Lock In by John Scalzi
Published: Tor, 2014
Series: Book 1 of the Lock In Series
Awards Nominated: Campbell Award & Locus SF Awards
“Fifteen years from now, a new virus sweeps the globe. 95% of those afflicted experience nothing worse than fever and headaches. Four percent suffer acute meningitis, creating the largest medical crisis in history. And one percent find themselves "locked in"--fully awake and aware, but unable to move or respond to stimulus. One percent doesn't seem like a lot. But in the United States, that's 1.7 million people "locked in"... including the President's wife and daughter.
Spurred by grief and the sheer magnitude of the suffering, America undertakes a massive scientific initiative. Nothing can restore the ability to control their own bodies to the locked in. But then two new technologies emerge. One is a virtual-reality environment, "The Agora," in which the locked-in can interact with other humans, both locked-in and not.
The other is the discovery that a few rare individuals have brains that are receptive to being controlled by others, meaning that from time to time, those who are locked in can "ride" these people and use their bodies as if they were their own. This skill is quickly regulated, licensed, bonded, and controlled. Nothing can go wrong. Certainly nobody would be tempted to misuse it, for murder, for political power, or worse....”~WWEnd.com
I read this one while traveling for job-hunting, and it was the perfect choice for that slice of my life--interesting, entertaining, and not emotionally distressing.
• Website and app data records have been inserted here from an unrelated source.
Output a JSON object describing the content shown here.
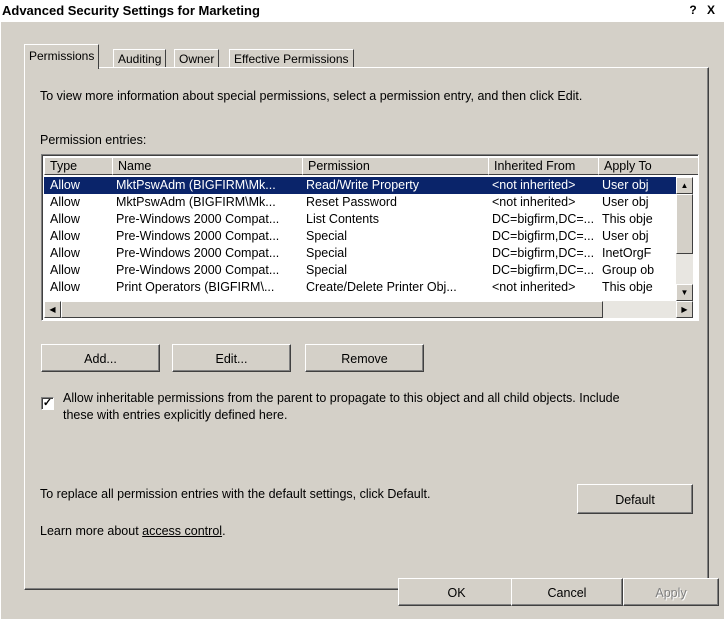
{
  "window": {
    "title": "Advanced Security Settings for Marketing",
    "help_label": "?",
    "close_label": "X"
  },
  "tabs": [
    {
      "label": "Permissions",
      "active": true
    },
    {
      "label": "Auditing",
      "active": false
    },
    {
      "label": "Owner",
      "active": false
    },
    {
      "label": "Effective Permissions",
      "active": false
    }
  ],
  "intro_text": "To view more information about special permissions, select a permission entry, and then click Edit.",
  "entries_label": "Permission entries:",
  "table": {
    "columns": [
      "Type",
      "Name",
      "Permission",
      "Inherited From",
      "Apply To"
    ],
    "rows": [
      {
        "type": "Allow",
        "name": "MktPswAdm (BIGFIRM\\Mk...",
        "permission": "Read/Write Property",
        "inherited": "<not inherited>",
        "apply": "User obj",
        "selected": true
      },
      {
        "type": "Allow",
        "name": "MktPswAdm (BIGFIRM\\Mk...",
        "permission": "Reset Password",
        "inherited": "<not inherited>",
        "apply": "User obj",
        "selected": false
      },
      {
        "type": "Allow",
        "name": "Pre-Windows 2000 Compat...",
        "permission": "List Contents",
        "inherited": "DC=bigfirm,DC=...",
        "apply": "This obje",
        "selected": false
      },
      {
        "type": "Allow",
        "name": "Pre-Windows 2000 Compat...",
        "permission": "Special",
        "inherited": "DC=bigfirm,DC=...",
        "apply": "User obj",
        "selected": false
      },
      {
        "type": "Allow",
        "name": "Pre-Windows 2000 Compat...",
        "permission": "Special",
        "inherited": "DC=bigfirm,DC=...",
        "apply": "InetOrgF",
        "selected": false
      },
      {
        "type": "Allow",
        "name": "Pre-Windows 2000 Compat...",
        "permission": "Special",
        "inherited": "DC=bigfirm,DC=...",
        "apply": "Group ob",
        "selected": false
      },
      {
        "type": "Allow",
        "name": "Print Operators (BIGFIRM\\...",
        "permission": "Create/Delete Printer Obj...",
        "inherited": "<not inherited>",
        "apply": "This obje",
        "selected": false
      }
    ]
  },
  "buttons": {
    "add": "Add...",
    "edit": "Edit...",
    "remove": "Remove",
    "default": "Default",
    "ok": "OK",
    "cancel": "Cancel",
    "apply": "Apply"
  },
  "inherit_checkbox": {
    "checked": true,
    "line1": "Allow inheritable permissions from the parent to propagate to this object and all child objects. Include",
    "line2": "these with entries explicitly defined here."
  },
  "default_text": "To replace all permission entries with the default settings, click Default.",
  "learn_more": {
    "prefix": "Learn more about ",
    "link": "access control",
    "suffix": "."
  }
}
I have a signed copy of Head On, the sequel to Lock In, and I’m planning to read it sometime soon.
My Review: 3.5/5
The central science fiction element of the story is the new virus that causes the “locked in” crisis, and it was interesting to see how society might adapt to handle this kind of a problem. On the accommodations side, the Agora makes sense and it was cute that the robotic proxies were named after C-3PO. The ability to control another human, which is an issue at the heart of this murder mystery, clearly carries the potential for abuse. I enjoyed seeing how the illness and related accommodations had become mundane, everyday reality, and how the new technology was used to make daily tasks simpler. At the point of the story, being locked in is no longer a nightmare, but just ordinary reality for a group of people with distinct social and political needs.
The new technology also adds complications to figuring out the murder mystery. It’s clear whose bodies were at the scene of the crime, but who was inhabiting them at the time and for what purpose? I didn’t figure out the answer in advance, so it was fun to see how everything fit together. This is primarily a procedural case story, though, so it is also a rather light book. The mystery was more engaging than the characters (though I liked them just fine), and the world-building was important inasmuch as it was important to the case. Sometimes that’s exactly the kind of story you want, though, and I am looking forward to reading about Agent Chris and Leslie’s next case.